Scientists have tossed around theories about how dwarf spheroidals may have formed in relation to large galaxies, like the Milky Way—but those ideas fail to account for dwarf spheroidals that exist in the more remote parts of the universe, and aren't associated with large galaxies.
Elena D'Onghia of the Harvard-Smithsonian Center for Astrophysics, along with her team, explored other possibilities using computer simulations. Their main question was: since a dwarf spheroidal galaxy has so few stars, where did all the stars go? They found that galactic hook ups—such as an encounter between two dwarf galaxies or an encounter between a dwarf galaxy and the Milky Way—can begin a process dubbed "resonant stripping."
"Like in a cosmic dance," D'Onghia explains, "the encounter triggers a gravitational resonance that strips stars and gas from the dwarf galaxy, producing long visible tails and bridges of stars." Essentially, these galaxies are cosmic dancers performing a stellar striptease.
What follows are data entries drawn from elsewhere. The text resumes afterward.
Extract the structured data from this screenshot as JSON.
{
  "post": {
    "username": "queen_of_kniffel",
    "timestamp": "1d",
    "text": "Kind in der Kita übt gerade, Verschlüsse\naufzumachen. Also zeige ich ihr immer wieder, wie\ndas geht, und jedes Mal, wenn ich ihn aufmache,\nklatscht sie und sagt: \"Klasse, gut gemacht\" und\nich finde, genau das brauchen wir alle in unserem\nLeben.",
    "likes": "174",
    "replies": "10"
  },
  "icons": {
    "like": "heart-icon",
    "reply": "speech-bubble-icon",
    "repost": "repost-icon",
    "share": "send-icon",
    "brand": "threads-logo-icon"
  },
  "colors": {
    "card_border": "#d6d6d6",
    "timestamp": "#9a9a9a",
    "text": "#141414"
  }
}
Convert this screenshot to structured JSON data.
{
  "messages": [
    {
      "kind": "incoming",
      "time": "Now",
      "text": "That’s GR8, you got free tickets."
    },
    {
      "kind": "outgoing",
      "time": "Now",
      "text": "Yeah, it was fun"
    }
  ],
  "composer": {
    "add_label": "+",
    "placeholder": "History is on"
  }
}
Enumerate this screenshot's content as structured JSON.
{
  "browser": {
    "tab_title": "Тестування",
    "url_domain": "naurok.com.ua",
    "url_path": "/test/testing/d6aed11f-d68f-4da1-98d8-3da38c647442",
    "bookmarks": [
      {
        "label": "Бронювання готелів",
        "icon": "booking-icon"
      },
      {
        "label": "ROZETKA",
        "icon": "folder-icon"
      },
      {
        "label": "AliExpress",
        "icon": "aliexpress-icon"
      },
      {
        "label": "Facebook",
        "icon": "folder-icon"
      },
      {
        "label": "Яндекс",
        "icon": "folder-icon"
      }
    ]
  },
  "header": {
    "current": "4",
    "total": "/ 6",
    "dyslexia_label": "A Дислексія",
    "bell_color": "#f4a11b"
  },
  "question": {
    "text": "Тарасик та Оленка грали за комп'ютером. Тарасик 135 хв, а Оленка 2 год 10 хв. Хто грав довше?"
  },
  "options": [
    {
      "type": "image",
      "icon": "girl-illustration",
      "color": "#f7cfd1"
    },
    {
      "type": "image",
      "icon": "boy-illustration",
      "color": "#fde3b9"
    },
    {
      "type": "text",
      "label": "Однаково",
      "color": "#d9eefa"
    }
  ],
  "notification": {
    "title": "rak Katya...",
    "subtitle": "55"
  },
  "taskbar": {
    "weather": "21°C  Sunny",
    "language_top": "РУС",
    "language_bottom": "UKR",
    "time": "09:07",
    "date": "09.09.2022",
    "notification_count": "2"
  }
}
Although this team's conclusions are drawn from computer-generated simulations, there is evidence up in the heavens that supports their work—notably the bridge of stars that exists between the Leo IV and Leo V dwarf spheroidal galaxies which may have resulted from resonant stripping.